San Francisco-based drone manufacturer Zipline has launched its first drone medical-supplies delivery programme in Ghana. This is the second such venture that Zipline have embarked on, following the success of their medical drone-supply delivery programme in Rwanda. Aiming to conduct 600 flights per day, Zipline will operate some 30 drones from four distribution centres to deliver critical medical supplies, including vaccines and blood, to remote areas of Ghana. With the regulatory environment surrounding drones improving in countries such as Ghana, Kenya and Tanzania, there is scope to increase the participation of drones across the continent.
9. Auto giants undertake to overcome the grey market hurdle in Africa
BMW, Nissan, Toyota, VW and other auto manufacturers have joined forces to spur African governments to limit the imports of used cars from East Asia and the Middle East. Through the efforts of the Automotive Association of African Manufacturers in working with governments to incentivise import of Original Equipment Manufacturer vehicles, as well as assembly and manufacturing facilities, VW and Nissan have set up operations in Ghana, Kenya and Nigeria, while Honda has launched assembly plants in Nigeria and Peugeot has their own in Kenya and Nigeria. VW, in particular, notes a potential market of three to four million new cars in Sub-Saharan Africa, indicating an increase from just 420,000 in 2017. In the same vein, Nissan will invest US$207 million to prepare its Rosslyn plant in Pretoria, South Africa, for the manufacture of its Navara pickup trucks.
10. TMH Africa invests in South Africa’s rail manufacturing

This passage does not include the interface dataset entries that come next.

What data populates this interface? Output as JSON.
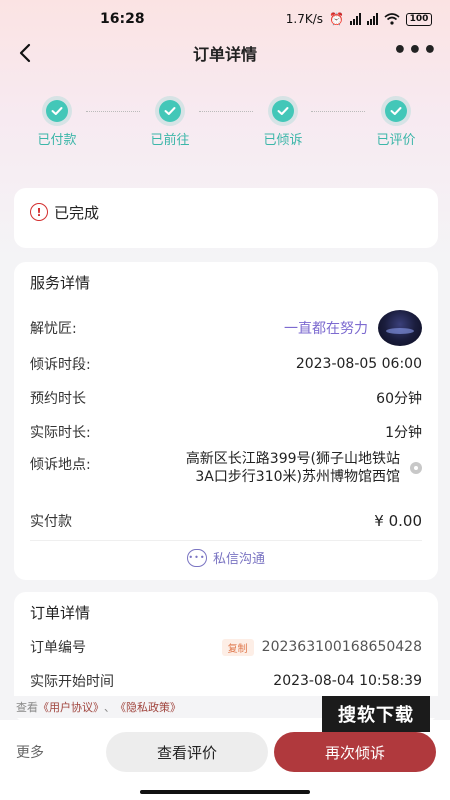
{
  "status_bar": {
    "time": "16:28",
    "network_speed": "1.7K/s",
    "battery": "100",
    "icons": [
      "alarm-icon",
      "signal-icon",
      "wifi-icon",
      "battery-icon"
    ]
  },
  "nav": {
    "back_icon": "back-arrow-icon",
    "title": "订单详情",
    "more_label": "•••"
  },
  "steps": [
    {
      "label": "已付款",
      "done": true
    },
    {
      "label": "已前往",
      "done": true
    },
    {
      "label": "已倾诉",
      "done": true
    },
    {
      "label": "已评价",
      "done": true
    }
  ],
  "order_status": {
    "icon": "alert-circle-icon",
    "text": "已完成"
  },
  "service": {
    "title": "服务详情",
    "helper_label": "解忧匠:",
    "helper_name": "一直都在努力",
    "period_label": "倾诉时段:",
    "period_value": "2023-08-05 06:00",
    "booked_label": "预约时长",
    "booked_value": "60分钟",
    "actual_label": "实际时长:",
    "actual_value": "1分钟",
    "address_label": "倾诉地点:",
    "address_line1": "高新区长江路399号(狮子山地铁站",
    "address_line2": "3A口步行310米)苏州博物馆西馆",
    "paid_label": "实付款",
    "paid_value": "¥ 0.00",
    "chat_label": "私信沟通"
  },
  "order": {
    "title": "订单详情",
    "number_label": "订单编号",
    "copy_label": "复制",
    "number_value": "202363100168650428",
    "start_label": "实际开始时间",
    "start_value": "2023-08-04 10:58:39"
  },
  "agreement": {
    "prefix": "查看",
    "user_agreement": "《用户协议》",
    "separator": "、",
    "privacy_policy": "《隐私政策》"
  },
  "watermark": "搜软下载",
  "bottom": {
    "more_label": "更多",
    "review_label": "查看评价",
    "again_label": "再次倾诉"
  },
  "colors": {
    "accent_teal": "#43c7b8",
    "accent_red": "#b0393d",
    "price_red": "#d32f2f",
    "helper_purple": "#7d6bd0"
  }
}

Railway engineering company Transmashholding (TMH) Africa has acquired a 45,000 m² rolling stock manufacturing facility from DCD Rolling Stock in Boksburg, South Africa. DCD Rolling Stock was founded in 1911, making it a legacy plant and a hub encompassing significant engineering skills. At the same time, the Passenger Rail Agency of South Africa is overhauling its rolling stock and improving its signalling infrastructure, creating significant business and employment opportunities that will benefit both investors and the South African economy.